For one hospital CEO, allowing animals to interact with patients is a no-brainer.

It didn’t take much convincing for Heather Dexter to allow Kodi and Ranger to wag their tails and give out kisses at Emory Saint Joseph’s Hospital in Atlanta.

Kodi and Ranger may not be doctors, but Dexter, the hospital’s CEO, experienced the power of pet therapy when her younger brother, Patrick, suffered a traumatic brain injury after a serious car accident.

Dexter remembers seeing a therapy dog visit Patrick while he was in a coma. After that visit, Dexter says, Patrick became more aware of his surroundings. Shockingly, even his vital signs improved. That experience made it an easy decision to bring pets to Emory Saint Joseph’s Hospital to interact with patients.

"There is a component of care that is clinical, but there is a part of care that is spiritual and emotional. By bringing in programs such as pet therapy, we can care for the whole person: mind, body and spirit.”

Heather Dexter

CEO, Emory Saint Joseph’s Hospital

And Dexter isn’t just speaking from experience. Studies show that therapy dogs not only cheer patients up during a difficult time, but also provide a variety of other health benefits like improving cognitive, memory, and speech function.

So for the past five years, therapy dogs have visited patients at Emory Saint Joseph’s Hospital as part of a nonprofit organization called Happy Tails Pet Therapy.

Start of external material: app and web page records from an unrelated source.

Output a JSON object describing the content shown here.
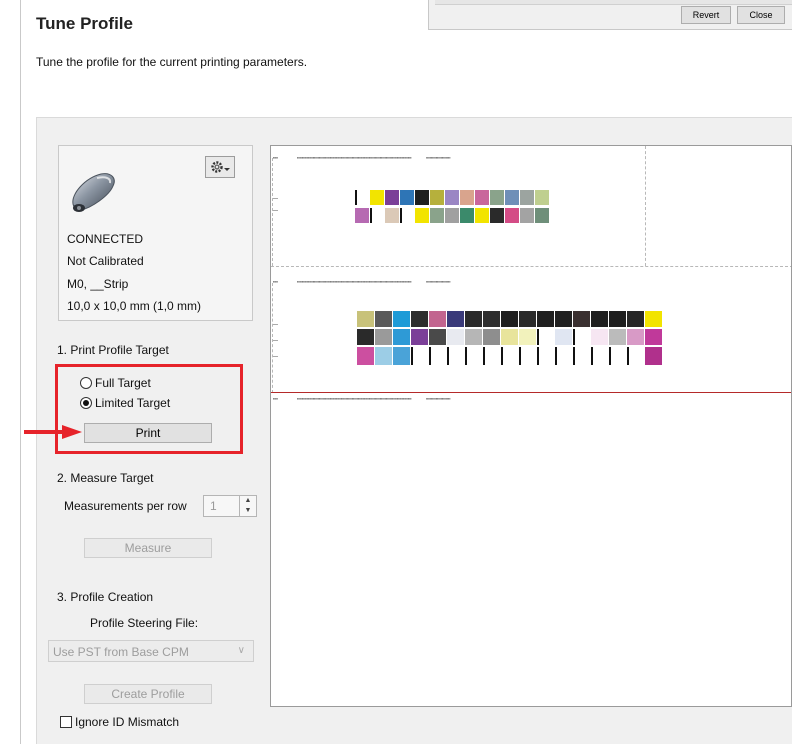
{
  "top_window": {
    "revert_label": "Revert",
    "close_label": "Close"
  },
  "header": {
    "title": "Tune Profile",
    "subtitle": "Tune the profile for the current printing parameters."
  },
  "device": {
    "status": "CONNECTED",
    "calibration": "Not Calibrated",
    "mode": "M0, __Strip",
    "aperture": "10,0 x 10,0 mm (1,0 mm)",
    "icons": {
      "device": "spectrophotometer-icon",
      "settings": "gear-dropdown-icon"
    }
  },
  "step1": {
    "label": "1. Print Profile Target",
    "options": [
      {
        "label": "Full Target",
        "selected": false
      },
      {
        "label": "Limited Target",
        "selected": true
      }
    ],
    "print_label": "Print"
  },
  "step2": {
    "label": "2. Measure Target",
    "measurements_label": "Measurements per row",
    "measurements_value": "1",
    "measure_label": "Measure"
  },
  "step3": {
    "label": "3. Profile Creation",
    "steering_label": "Profile Steering File:",
    "steering_value": "Use PST from Base CPM",
    "create_label": "Create Profile"
  },
  "ignore_mismatch": {
    "label": "Ignore ID Mismatch",
    "checked": false
  },
  "annotation_colors": {
    "highlight": "#e6232a"
  },
  "preview": {
    "strip_rows": [
      [
        "#ffffff",
        "#f2e400",
        "#7b3f98",
        "#2e75b6",
        "#1f1f1f",
        "#b6b03c",
        "#9a86c4",
        "#d9a48d",
        "#c9669c",
        "#8aa38b",
        "#6f8fb8",
        "#9ca4a0",
        "#bfcf8f"
      ],
      [
        "#b66ab2",
        "#ffffff",
        "#dbc9b7",
        "#ffffff",
        "#f2e400",
        "#8aa38b",
        "#a0a0a0",
        "#3b8a6b",
        "#f2e400",
        "#2a2a2a",
        "#d44c86",
        "#a3a3a3",
        "#6f8f7a"
      ],
      [
        "#c8c27a",
        "#5a5a5a",
        "#1e9bd7",
        "#2d2d2d",
        "#c2658f",
        "#3a3a7a",
        "#2a2a2a",
        "#2e2e2e",
        "#1f1f1f",
        "#2a2a2a",
        "#1f1f1f",
        "#202020",
        "#3a3030",
        "#1f1f1f",
        "#1e1e1e",
        "#262626",
        "#f2e400"
      ],
      [
        "#2a2a2a",
        "#9a9a9a",
        "#2e9ad6",
        "#7b3f98",
        "#4a4a4a",
        "#e8eaf0",
        "#b6b6b6",
        "#8e8e8e",
        "#e8e49c",
        "#f2f2bc",
        "#ffffff",
        "#e0e6f2",
        "#ffffff",
        "#f6e6f2",
        "#bbbbbb",
        "#d89ac6",
        "#c0399a"
      ],
      [
        "#cc4fa0",
        "#9ccde6",
        "#4aa3d8",
        "#ffffff",
        "#ffffff",
        "#ffffff",
        "#ffffff",
        "#ffffff",
        "#ffffff",
        "#ffffff",
        "#ffffff",
        "#ffffff",
        "#ffffff",
        "#ffffff",
        "#ffffff",
        "#ffffff",
        "#b0308c"
      ]
    ]
  }
}
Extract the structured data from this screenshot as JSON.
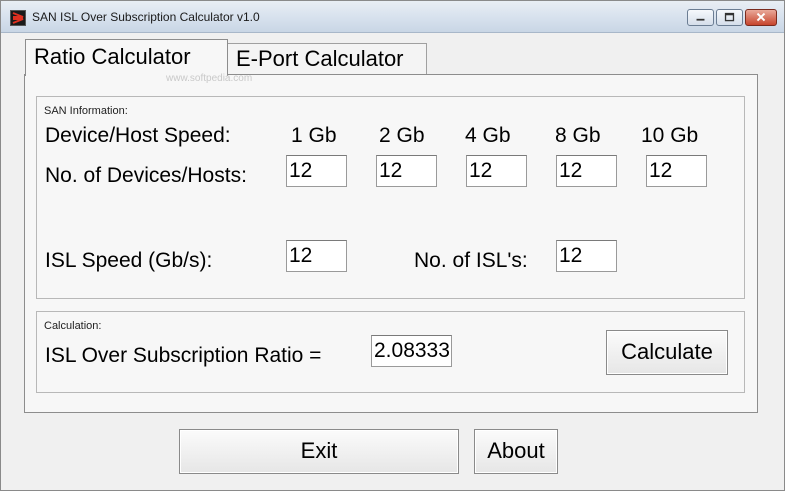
{
  "window": {
    "title": "SAN ISL Over Subscription Calculator v1.0",
    "watermark": "www.softpedia.com"
  },
  "tabs": [
    {
      "label": "Ratio Calculator",
      "active": true
    },
    {
      "label": "E-Port Calculator",
      "active": false
    }
  ],
  "san_info": {
    "caption": "SAN Information:",
    "speed_label": "Device/Host Speed:",
    "speeds": [
      "1 Gb",
      "2 Gb",
      "4 Gb",
      "8 Gb",
      "10 Gb"
    ],
    "devices_label": "No. of Devices/Hosts:",
    "device_counts": [
      "12",
      "12",
      "12",
      "12",
      "12"
    ],
    "isl_speed_label": "ISL Speed (Gb/s):",
    "isl_speed_value": "12",
    "isl_count_label": "No. of ISL's:",
    "isl_count_value": "12"
  },
  "calculation": {
    "caption": "Calculation:",
    "ratio_label": "ISL Over Subscription Ratio =",
    "ratio_value": "2.08333",
    "calculate_label": "Calculate"
  },
  "footer": {
    "exit_label": "Exit",
    "about_label": "About"
  },
  "colors": {
    "window_bg": "#f0f0f0",
    "close_button": "#c7452d"
  }
}
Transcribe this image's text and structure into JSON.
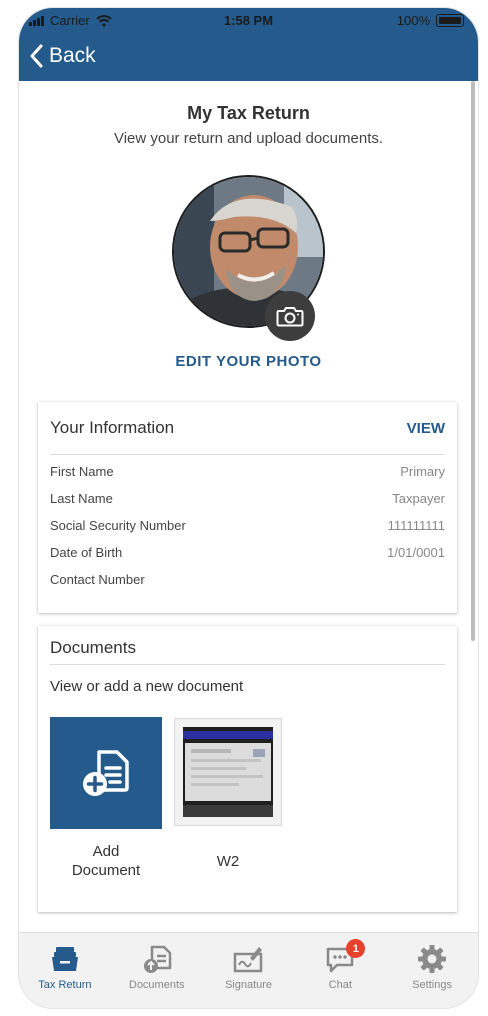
{
  "status_bar": {
    "carrier": "Carrier",
    "time": "1:58 PM",
    "battery": "100%"
  },
  "nav": {
    "back_label": "Back"
  },
  "page": {
    "title": "My Tax Return",
    "subtitle": "View your return and upload documents.",
    "edit_photo": "EDIT YOUR PHOTO"
  },
  "your_information": {
    "title": "Your Information",
    "view_label": "VIEW",
    "rows": [
      {
        "label": "First Name",
        "value": "Primary"
      },
      {
        "label": "Last Name",
        "value": "Taxpayer"
      },
      {
        "label": "Social Security Number",
        "value": "111111111"
      },
      {
        "label": "Date of Birth",
        "value": "1/01/0001"
      },
      {
        "label": "Contact Number",
        "value": ""
      }
    ]
  },
  "documents": {
    "title": "Documents",
    "subtitle": "View or add a new document",
    "add_label_line1": "Add",
    "add_label_line2": "Document",
    "items": [
      {
        "label": "W2"
      }
    ]
  },
  "tabbar": {
    "tabs": [
      {
        "label": "Tax Return",
        "icon": "tax-return-icon",
        "active": true
      },
      {
        "label": "Documents",
        "icon": "documents-icon"
      },
      {
        "label": "Signature",
        "icon": "signature-icon"
      },
      {
        "label": "Chat",
        "icon": "chat-icon",
        "badge": "1"
      },
      {
        "label": "Settings",
        "icon": "gear-icon"
      }
    ]
  },
  "colors": {
    "primary": "#245b8c",
    "badge": "#e8412c",
    "background": "#f5f5f5"
  }
}
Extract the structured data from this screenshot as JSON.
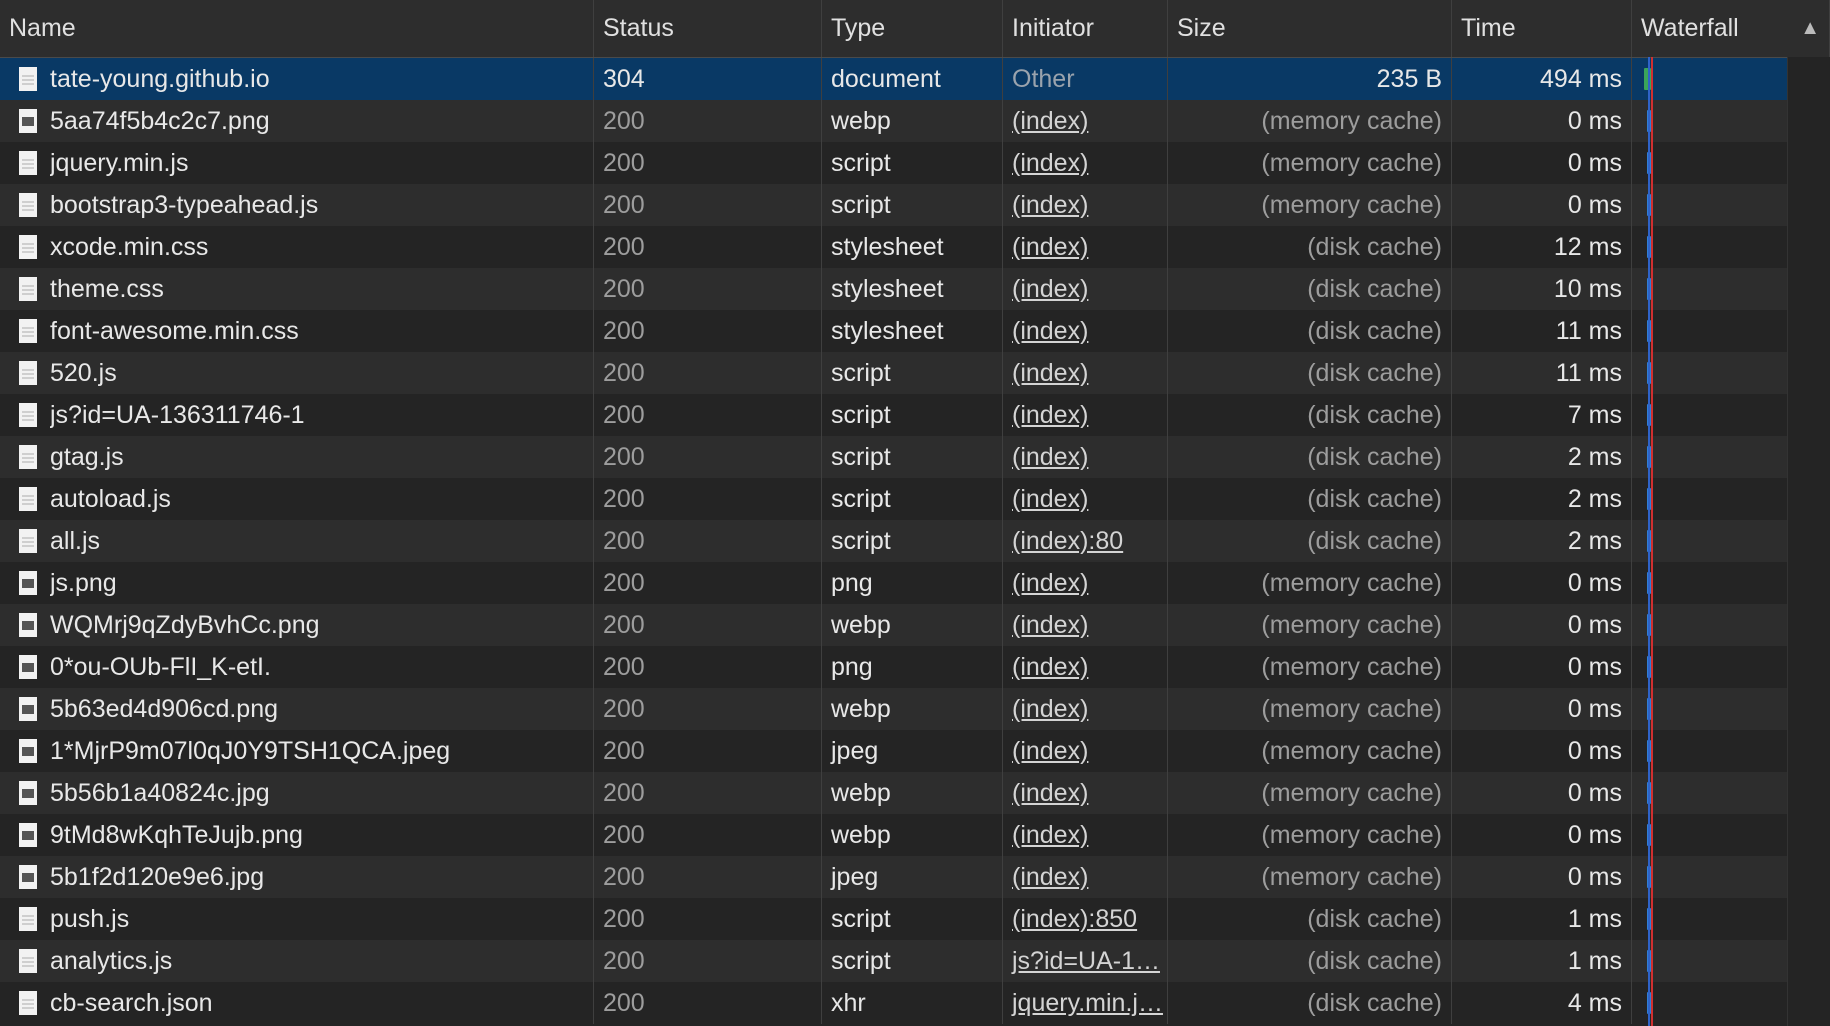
{
  "columns": {
    "name": "Name",
    "status": "Status",
    "type": "Type",
    "initiator": "Initiator",
    "size": "Size",
    "time": "Time",
    "waterfall": "Waterfall",
    "sort_icon": "▲"
  },
  "rows": [
    {
      "name": "tate-young.github.io",
      "status": "304",
      "type": "document",
      "initiator": "Other",
      "size": "235 B",
      "time": "494 ms",
      "icon": "document-icon",
      "selected": true
    },
    {
      "name": "5aa74f5b4c2c7.png",
      "status": "200",
      "type": "webp",
      "initiator": "(index)",
      "size": "(memory cache)",
      "time": "0 ms",
      "icon": "image-icon"
    },
    {
      "name": "jquery.min.js",
      "status": "200",
      "type": "script",
      "initiator": "(index)",
      "size": "(memory cache)",
      "time": "0 ms",
      "icon": "script-file-icon"
    },
    {
      "name": "bootstrap3-typeahead.js",
      "status": "200",
      "type": "script",
      "initiator": "(index)",
      "size": "(memory cache)",
      "time": "0 ms",
      "icon": "script-file-icon"
    },
    {
      "name": "xcode.min.css",
      "status": "200",
      "type": "stylesheet",
      "initiator": "(index)",
      "size": "(disk cache)",
      "time": "12 ms",
      "icon": "stylesheet-file-icon"
    },
    {
      "name": "theme.css",
      "status": "200",
      "type": "stylesheet",
      "initiator": "(index)",
      "size": "(disk cache)",
      "time": "10 ms",
      "icon": "stylesheet-file-icon"
    },
    {
      "name": "font-awesome.min.css",
      "status": "200",
      "type": "stylesheet",
      "initiator": "(index)",
      "size": "(disk cache)",
      "time": "11 ms",
      "icon": "stylesheet-file-icon"
    },
    {
      "name": "520.js",
      "status": "200",
      "type": "script",
      "initiator": "(index)",
      "size": "(disk cache)",
      "time": "11 ms",
      "icon": "script-file-icon"
    },
    {
      "name": "js?id=UA-136311746-1",
      "status": "200",
      "type": "script",
      "initiator": "(index)",
      "size": "(disk cache)",
      "time": "7 ms",
      "icon": "script-file-icon"
    },
    {
      "name": "gtag.js",
      "status": "200",
      "type": "script",
      "initiator": "(index)",
      "size": "(disk cache)",
      "time": "2 ms",
      "icon": "script-file-icon"
    },
    {
      "name": "autoload.js",
      "status": "200",
      "type": "script",
      "initiator": "(index)",
      "size": "(disk cache)",
      "time": "2 ms",
      "icon": "script-file-icon"
    },
    {
      "name": "all.js",
      "status": "200",
      "type": "script",
      "initiator": "(index):80",
      "size": "(disk cache)",
      "time": "2 ms",
      "icon": "script-file-icon"
    },
    {
      "name": "js.png",
      "status": "200",
      "type": "png",
      "initiator": "(index)",
      "size": "(memory cache)",
      "time": "0 ms",
      "icon": "image-icon"
    },
    {
      "name": "WQMrj9qZdyBvhCc.png",
      "status": "200",
      "type": "webp",
      "initiator": "(index)",
      "size": "(memory cache)",
      "time": "0 ms",
      "icon": "image-icon"
    },
    {
      "name": "0*ou-OUb-FlI_K-etI.",
      "status": "200",
      "type": "png",
      "initiator": "(index)",
      "size": "(memory cache)",
      "time": "0 ms",
      "icon": "image-icon"
    },
    {
      "name": "5b63ed4d906cd.png",
      "status": "200",
      "type": "webp",
      "initiator": "(index)",
      "size": "(memory cache)",
      "time": "0 ms",
      "icon": "image-icon"
    },
    {
      "name": "1*MjrP9m07l0qJ0Y9TSH1QCA.jpeg",
      "status": "200",
      "type": "jpeg",
      "initiator": "(index)",
      "size": "(memory cache)",
      "time": "0 ms",
      "icon": "image-icon"
    },
    {
      "name": "5b56b1a40824c.jpg",
      "status": "200",
      "type": "webp",
      "initiator": "(index)",
      "size": "(memory cache)",
      "time": "0 ms",
      "icon": "image-icon"
    },
    {
      "name": "9tMd8wKqhTeJujb.png",
      "status": "200",
      "type": "webp",
      "initiator": "(index)",
      "size": "(memory cache)",
      "time": "0 ms",
      "icon": "image-icon"
    },
    {
      "name": "5b1f2d120e9e6.jpg",
      "status": "200",
      "type": "jpeg",
      "initiator": "(index)",
      "size": "(memory cache)",
      "time": "0 ms",
      "icon": "image-icon"
    },
    {
      "name": "push.js",
      "status": "200",
      "type": "script",
      "initiator": "(index):850",
      "size": "(disk cache)",
      "time": "1 ms",
      "icon": "script-file-icon"
    },
    {
      "name": "analytics.js",
      "status": "200",
      "type": "script",
      "initiator": "js?id=UA-1…",
      "size": "(disk cache)",
      "time": "1 ms",
      "icon": "script-file-icon"
    },
    {
      "name": "cb-search.json",
      "status": "200",
      "type": "xhr",
      "initiator": "jquery.min.j…",
      "size": "(disk cache)",
      "time": "4 ms",
      "icon": "json-file-icon"
    }
  ],
  "colors": {
    "selected_row": "#093965",
    "row_odd": "#2d2d2d",
    "row_even": "#242424",
    "waterfall_bar": "#2f7fd6",
    "waterfall_doc_bar": "#3aa55a",
    "load_line": "#d03030"
  }
}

Happy Tails consists of over 350 volunteers who bring pets to more than 125 health care facilities, social agencies, and special needs programs throughout the Atlanta area.

Read more about Kodi and Ranger and the benefits of pet therapy in The Atlanta Journal-Constitution.